▸ Supplied data
┌──
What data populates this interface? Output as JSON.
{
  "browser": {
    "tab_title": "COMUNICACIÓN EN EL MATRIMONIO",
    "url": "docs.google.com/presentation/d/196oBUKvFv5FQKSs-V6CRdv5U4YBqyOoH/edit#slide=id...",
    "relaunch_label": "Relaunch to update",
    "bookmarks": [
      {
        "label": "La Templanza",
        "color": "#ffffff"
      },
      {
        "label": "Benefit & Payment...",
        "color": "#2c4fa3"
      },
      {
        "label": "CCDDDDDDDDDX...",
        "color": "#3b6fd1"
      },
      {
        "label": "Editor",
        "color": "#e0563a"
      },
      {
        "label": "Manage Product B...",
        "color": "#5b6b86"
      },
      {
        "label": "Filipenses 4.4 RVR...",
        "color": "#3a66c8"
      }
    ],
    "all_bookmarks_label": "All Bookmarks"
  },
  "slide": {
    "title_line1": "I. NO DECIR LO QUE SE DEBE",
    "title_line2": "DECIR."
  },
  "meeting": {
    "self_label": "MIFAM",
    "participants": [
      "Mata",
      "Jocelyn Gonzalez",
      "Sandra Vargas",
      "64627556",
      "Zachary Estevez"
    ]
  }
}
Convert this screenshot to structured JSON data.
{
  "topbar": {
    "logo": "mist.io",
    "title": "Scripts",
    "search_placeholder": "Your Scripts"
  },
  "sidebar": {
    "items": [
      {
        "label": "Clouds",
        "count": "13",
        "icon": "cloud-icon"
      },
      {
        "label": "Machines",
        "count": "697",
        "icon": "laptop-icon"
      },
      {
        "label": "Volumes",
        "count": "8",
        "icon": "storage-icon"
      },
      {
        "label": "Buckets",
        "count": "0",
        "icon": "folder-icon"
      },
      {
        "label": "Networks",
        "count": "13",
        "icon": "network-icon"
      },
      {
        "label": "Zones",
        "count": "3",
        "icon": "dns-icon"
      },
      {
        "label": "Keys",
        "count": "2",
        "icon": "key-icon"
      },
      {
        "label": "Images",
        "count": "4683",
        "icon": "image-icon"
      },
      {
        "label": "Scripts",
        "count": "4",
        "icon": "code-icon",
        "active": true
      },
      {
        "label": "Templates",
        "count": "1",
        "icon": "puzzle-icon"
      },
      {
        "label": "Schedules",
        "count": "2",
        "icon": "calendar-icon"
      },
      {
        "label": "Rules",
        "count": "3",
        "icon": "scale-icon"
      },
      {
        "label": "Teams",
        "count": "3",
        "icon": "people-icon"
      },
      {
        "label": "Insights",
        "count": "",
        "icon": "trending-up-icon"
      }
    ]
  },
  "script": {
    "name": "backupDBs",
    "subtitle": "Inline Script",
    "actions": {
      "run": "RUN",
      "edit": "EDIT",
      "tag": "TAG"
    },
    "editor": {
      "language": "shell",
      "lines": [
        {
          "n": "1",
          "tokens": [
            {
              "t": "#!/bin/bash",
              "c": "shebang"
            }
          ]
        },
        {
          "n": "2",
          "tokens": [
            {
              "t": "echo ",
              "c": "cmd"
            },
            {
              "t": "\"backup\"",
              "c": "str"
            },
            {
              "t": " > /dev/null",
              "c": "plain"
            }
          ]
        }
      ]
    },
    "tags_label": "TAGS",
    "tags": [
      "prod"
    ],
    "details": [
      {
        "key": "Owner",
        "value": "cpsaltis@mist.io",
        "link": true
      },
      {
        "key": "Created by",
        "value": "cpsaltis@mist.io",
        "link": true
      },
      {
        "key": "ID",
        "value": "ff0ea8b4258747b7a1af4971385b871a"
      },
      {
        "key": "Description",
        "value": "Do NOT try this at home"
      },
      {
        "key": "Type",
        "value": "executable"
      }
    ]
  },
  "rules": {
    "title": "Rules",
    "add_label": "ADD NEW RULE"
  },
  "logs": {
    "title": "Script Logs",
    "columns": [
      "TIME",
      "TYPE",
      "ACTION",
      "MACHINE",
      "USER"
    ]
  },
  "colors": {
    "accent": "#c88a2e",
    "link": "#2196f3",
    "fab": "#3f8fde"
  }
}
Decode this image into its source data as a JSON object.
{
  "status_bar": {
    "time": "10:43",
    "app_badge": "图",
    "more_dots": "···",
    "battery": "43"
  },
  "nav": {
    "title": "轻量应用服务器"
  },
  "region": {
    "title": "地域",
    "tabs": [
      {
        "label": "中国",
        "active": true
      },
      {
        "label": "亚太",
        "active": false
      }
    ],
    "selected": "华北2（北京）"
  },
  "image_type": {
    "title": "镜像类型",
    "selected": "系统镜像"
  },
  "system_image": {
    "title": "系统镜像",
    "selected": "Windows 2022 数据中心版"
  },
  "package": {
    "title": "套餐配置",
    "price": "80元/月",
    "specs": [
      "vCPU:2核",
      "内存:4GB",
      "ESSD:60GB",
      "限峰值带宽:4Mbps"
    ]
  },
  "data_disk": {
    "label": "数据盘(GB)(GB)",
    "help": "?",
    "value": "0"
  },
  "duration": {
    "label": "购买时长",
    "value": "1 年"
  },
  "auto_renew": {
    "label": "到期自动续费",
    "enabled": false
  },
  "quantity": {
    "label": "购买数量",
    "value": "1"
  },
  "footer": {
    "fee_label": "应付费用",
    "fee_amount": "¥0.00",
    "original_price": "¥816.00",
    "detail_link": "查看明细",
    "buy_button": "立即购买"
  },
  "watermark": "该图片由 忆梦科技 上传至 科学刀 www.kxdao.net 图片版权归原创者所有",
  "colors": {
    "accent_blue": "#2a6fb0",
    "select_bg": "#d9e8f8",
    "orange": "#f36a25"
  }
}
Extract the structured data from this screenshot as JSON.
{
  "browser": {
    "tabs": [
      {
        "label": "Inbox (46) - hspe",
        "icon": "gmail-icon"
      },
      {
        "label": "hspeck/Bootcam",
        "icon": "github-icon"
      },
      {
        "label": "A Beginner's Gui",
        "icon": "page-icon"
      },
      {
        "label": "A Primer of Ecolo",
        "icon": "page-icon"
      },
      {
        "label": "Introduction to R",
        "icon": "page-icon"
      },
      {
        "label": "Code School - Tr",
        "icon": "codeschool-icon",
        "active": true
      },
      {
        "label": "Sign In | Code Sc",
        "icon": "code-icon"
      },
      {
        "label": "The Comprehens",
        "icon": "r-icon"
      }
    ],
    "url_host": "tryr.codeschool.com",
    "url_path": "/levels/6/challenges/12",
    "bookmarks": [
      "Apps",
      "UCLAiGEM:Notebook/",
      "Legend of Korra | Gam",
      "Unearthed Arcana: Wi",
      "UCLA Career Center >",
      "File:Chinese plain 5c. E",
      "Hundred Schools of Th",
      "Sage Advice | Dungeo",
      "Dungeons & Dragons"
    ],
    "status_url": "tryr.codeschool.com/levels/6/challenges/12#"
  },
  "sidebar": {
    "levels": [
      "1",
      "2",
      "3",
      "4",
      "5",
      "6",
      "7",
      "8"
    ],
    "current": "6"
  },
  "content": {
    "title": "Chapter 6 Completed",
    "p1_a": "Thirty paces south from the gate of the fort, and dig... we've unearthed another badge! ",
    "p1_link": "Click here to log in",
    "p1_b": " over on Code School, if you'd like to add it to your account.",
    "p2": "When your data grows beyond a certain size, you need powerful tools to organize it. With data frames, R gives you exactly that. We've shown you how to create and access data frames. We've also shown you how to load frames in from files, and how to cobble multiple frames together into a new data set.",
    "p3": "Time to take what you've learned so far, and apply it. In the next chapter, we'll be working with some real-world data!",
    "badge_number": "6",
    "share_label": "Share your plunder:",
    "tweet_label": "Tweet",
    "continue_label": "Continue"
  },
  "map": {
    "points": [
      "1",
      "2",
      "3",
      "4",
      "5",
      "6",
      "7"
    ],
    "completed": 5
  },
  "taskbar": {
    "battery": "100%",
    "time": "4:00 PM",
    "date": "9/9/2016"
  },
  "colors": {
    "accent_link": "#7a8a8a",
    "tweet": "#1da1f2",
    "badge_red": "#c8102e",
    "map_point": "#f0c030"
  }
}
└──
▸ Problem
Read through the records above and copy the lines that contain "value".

▸ Written solution
        "value": "cpsaltis@mist.io",
        "value": "cpsaltis@mist.io",
        "value": "ff0ea8b4258747b7a1af4971385b871a"
        "value": "Do NOT try this at home"
        "value": "executable"
    "value": "0"
    "value": "1 年"
    "value": "1"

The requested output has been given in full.